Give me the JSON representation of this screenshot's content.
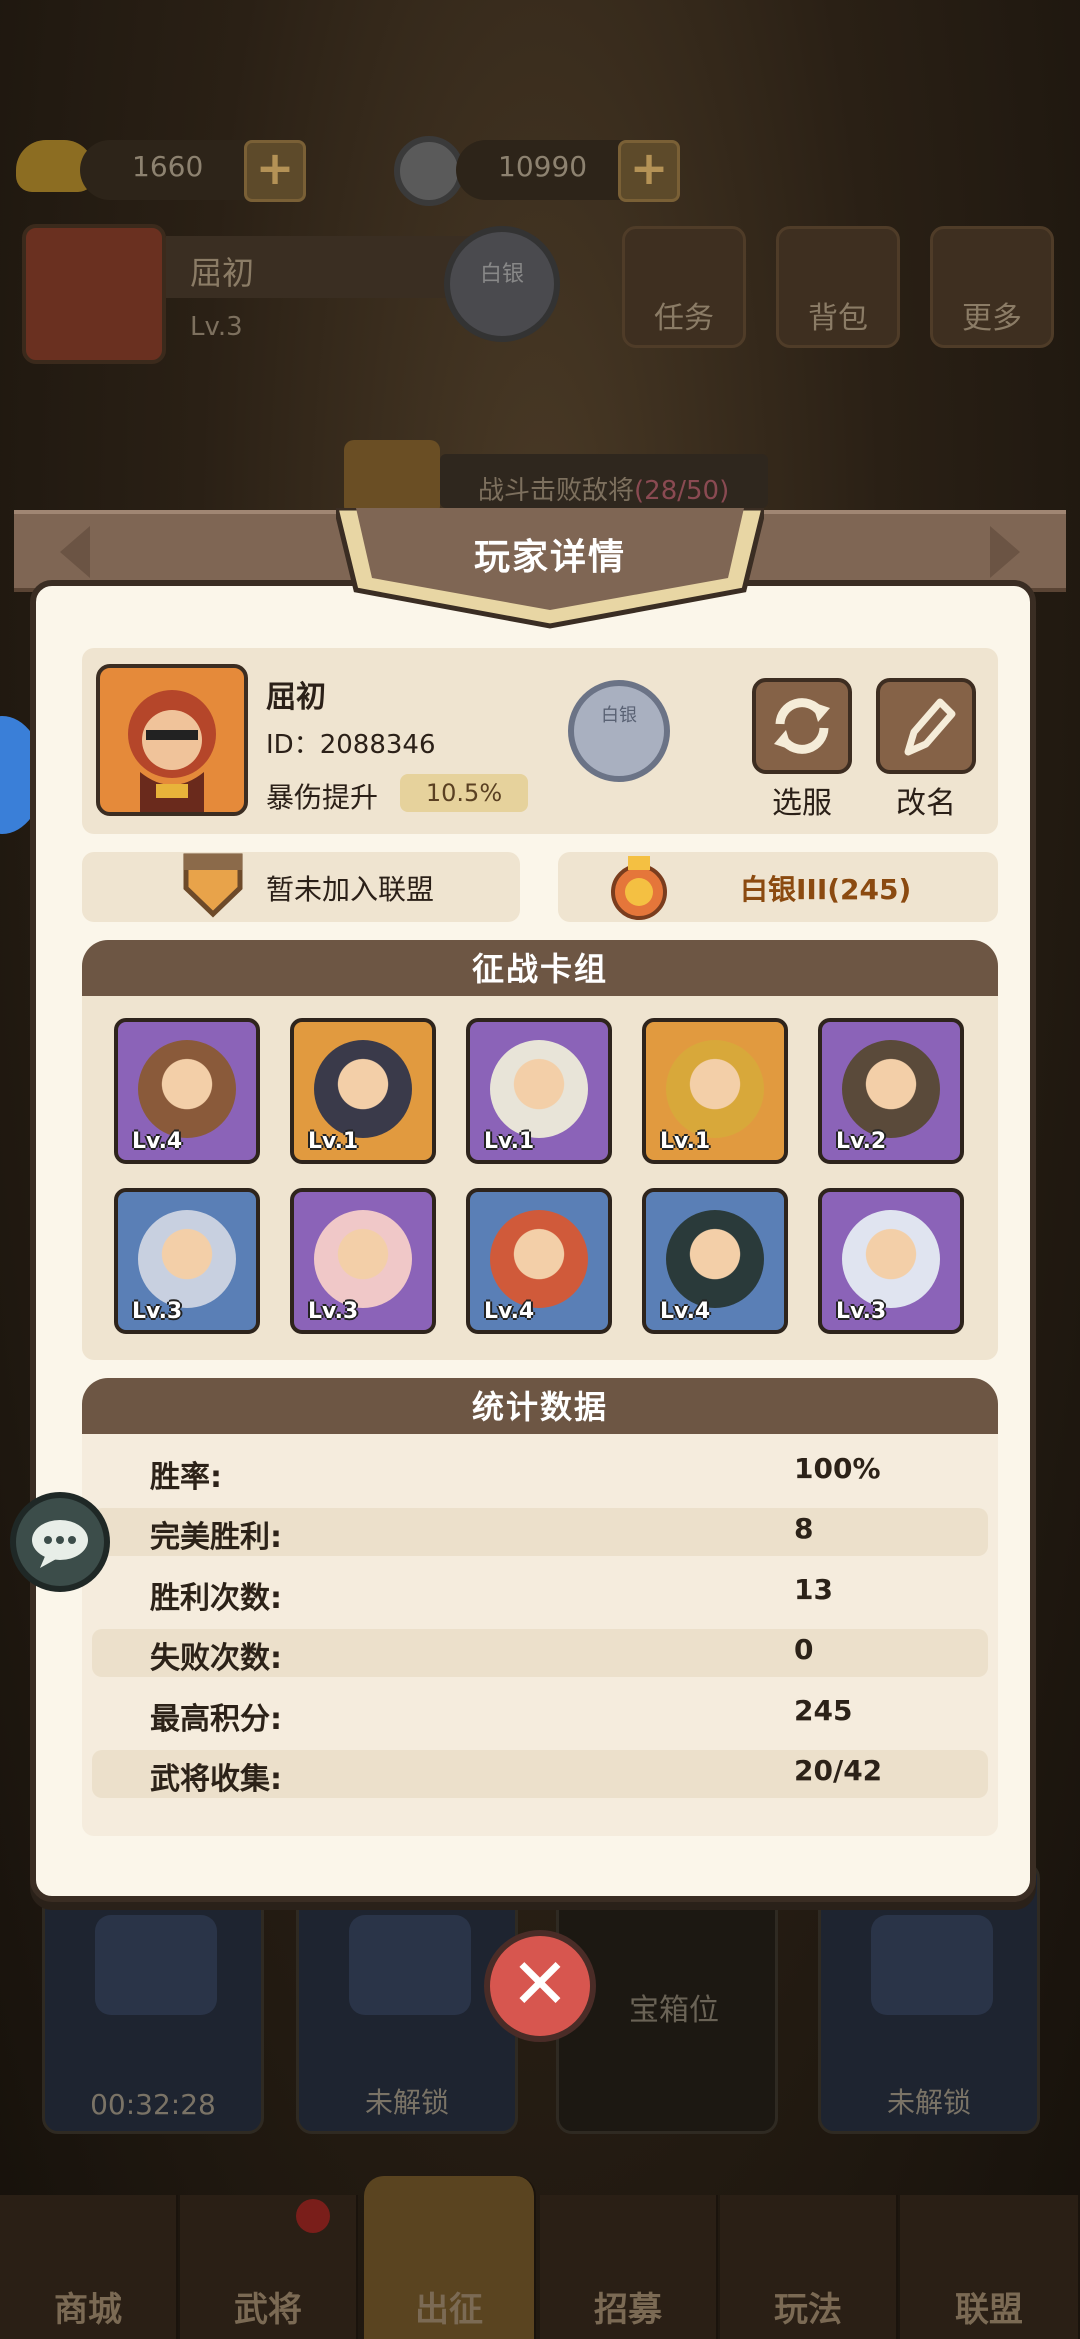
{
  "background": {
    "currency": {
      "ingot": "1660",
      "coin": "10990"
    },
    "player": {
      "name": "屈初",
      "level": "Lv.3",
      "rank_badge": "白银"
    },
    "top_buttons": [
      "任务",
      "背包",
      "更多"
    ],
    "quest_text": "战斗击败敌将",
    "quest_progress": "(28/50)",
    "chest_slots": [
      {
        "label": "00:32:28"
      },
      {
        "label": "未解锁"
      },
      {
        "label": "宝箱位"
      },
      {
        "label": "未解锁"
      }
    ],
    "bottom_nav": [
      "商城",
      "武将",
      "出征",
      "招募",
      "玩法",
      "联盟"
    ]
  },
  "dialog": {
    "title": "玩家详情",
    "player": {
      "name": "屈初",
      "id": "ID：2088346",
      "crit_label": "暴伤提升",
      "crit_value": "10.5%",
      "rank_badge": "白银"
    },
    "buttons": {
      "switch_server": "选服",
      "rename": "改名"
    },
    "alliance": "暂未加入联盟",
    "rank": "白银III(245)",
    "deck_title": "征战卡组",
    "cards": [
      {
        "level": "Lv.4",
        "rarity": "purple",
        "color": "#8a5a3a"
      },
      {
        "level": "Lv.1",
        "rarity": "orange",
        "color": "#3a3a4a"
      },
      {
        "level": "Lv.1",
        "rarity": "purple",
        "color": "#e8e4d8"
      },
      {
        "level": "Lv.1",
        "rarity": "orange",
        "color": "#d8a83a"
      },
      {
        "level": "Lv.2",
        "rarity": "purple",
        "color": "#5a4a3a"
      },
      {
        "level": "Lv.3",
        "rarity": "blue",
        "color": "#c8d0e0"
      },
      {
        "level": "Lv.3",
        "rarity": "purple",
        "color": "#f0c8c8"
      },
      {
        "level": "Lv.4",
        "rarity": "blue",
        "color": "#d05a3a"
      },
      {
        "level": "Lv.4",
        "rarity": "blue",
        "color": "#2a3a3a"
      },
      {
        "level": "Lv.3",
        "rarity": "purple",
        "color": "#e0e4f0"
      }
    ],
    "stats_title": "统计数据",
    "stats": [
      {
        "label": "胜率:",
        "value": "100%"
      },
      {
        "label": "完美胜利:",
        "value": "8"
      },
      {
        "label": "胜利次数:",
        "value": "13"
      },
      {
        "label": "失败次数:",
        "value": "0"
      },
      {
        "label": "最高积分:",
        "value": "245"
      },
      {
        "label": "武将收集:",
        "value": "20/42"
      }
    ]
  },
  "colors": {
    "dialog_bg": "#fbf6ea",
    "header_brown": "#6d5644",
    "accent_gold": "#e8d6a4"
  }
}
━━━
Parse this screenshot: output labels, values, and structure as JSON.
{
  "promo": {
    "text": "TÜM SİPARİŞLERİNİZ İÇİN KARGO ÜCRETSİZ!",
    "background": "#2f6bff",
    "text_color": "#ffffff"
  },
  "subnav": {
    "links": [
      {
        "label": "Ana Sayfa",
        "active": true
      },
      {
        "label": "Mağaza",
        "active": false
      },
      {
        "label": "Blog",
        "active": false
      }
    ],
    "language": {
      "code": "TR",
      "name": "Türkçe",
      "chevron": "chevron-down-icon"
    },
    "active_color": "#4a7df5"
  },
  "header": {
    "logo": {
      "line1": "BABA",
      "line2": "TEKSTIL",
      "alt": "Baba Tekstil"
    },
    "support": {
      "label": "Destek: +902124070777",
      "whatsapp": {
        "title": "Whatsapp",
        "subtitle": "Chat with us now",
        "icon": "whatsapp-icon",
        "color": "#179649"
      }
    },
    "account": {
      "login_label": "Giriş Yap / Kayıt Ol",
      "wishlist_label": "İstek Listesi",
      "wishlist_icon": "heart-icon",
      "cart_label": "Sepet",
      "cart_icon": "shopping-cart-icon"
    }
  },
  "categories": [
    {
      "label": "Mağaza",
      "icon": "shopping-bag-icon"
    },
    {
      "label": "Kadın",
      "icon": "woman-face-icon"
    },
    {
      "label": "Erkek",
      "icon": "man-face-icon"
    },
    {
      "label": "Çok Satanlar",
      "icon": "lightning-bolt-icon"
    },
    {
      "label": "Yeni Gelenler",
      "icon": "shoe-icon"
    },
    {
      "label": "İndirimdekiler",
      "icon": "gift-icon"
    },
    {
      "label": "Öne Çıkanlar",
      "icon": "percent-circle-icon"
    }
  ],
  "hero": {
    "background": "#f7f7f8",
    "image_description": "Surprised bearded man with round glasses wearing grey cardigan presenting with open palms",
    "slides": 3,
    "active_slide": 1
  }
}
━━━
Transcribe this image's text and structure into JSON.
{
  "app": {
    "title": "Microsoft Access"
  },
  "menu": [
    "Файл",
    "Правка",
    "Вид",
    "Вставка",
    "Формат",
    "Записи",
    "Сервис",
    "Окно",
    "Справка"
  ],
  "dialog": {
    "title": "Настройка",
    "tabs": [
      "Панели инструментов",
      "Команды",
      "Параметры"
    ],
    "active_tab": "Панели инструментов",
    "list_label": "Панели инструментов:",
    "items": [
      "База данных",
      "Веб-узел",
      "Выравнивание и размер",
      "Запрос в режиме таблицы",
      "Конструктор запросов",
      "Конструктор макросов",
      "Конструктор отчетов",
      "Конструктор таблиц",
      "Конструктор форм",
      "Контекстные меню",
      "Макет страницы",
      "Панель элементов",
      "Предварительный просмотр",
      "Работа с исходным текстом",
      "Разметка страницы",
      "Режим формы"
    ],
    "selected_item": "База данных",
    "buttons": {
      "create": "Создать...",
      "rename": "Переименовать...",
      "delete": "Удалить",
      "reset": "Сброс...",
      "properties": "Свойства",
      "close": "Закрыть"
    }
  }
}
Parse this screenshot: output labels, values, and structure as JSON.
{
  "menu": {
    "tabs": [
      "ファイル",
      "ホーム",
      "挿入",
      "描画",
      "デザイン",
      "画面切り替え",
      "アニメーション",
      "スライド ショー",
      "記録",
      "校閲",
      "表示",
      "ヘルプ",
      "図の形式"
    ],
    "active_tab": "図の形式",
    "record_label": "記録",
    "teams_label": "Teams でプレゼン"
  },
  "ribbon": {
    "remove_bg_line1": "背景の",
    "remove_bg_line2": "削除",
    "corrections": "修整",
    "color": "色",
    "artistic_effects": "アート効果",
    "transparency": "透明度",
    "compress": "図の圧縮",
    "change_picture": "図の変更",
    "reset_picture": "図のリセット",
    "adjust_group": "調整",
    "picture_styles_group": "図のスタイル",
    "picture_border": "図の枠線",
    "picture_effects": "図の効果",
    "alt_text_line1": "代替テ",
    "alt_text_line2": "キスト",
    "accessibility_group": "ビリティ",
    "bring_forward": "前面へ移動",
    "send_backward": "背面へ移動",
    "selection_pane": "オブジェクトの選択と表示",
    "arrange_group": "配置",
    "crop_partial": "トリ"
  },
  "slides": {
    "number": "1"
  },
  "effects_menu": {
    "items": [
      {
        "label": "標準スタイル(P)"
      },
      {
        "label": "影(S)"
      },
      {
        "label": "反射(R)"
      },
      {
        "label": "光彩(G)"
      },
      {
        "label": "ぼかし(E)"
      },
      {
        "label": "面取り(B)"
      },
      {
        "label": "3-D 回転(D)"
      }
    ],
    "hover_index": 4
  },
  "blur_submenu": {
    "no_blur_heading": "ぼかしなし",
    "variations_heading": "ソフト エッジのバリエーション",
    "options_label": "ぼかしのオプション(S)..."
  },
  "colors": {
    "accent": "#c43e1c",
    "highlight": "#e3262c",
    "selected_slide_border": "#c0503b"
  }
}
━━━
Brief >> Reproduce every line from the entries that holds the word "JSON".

Solution to this exercise >>
Give me the JSON representation of this screenshot's content.
Parse this screenshot: output labels, values, and structure as JSON.
Transcribe this image's text and structure into JSON.
Parse this screenshot: output labels, values, and structure as JSON.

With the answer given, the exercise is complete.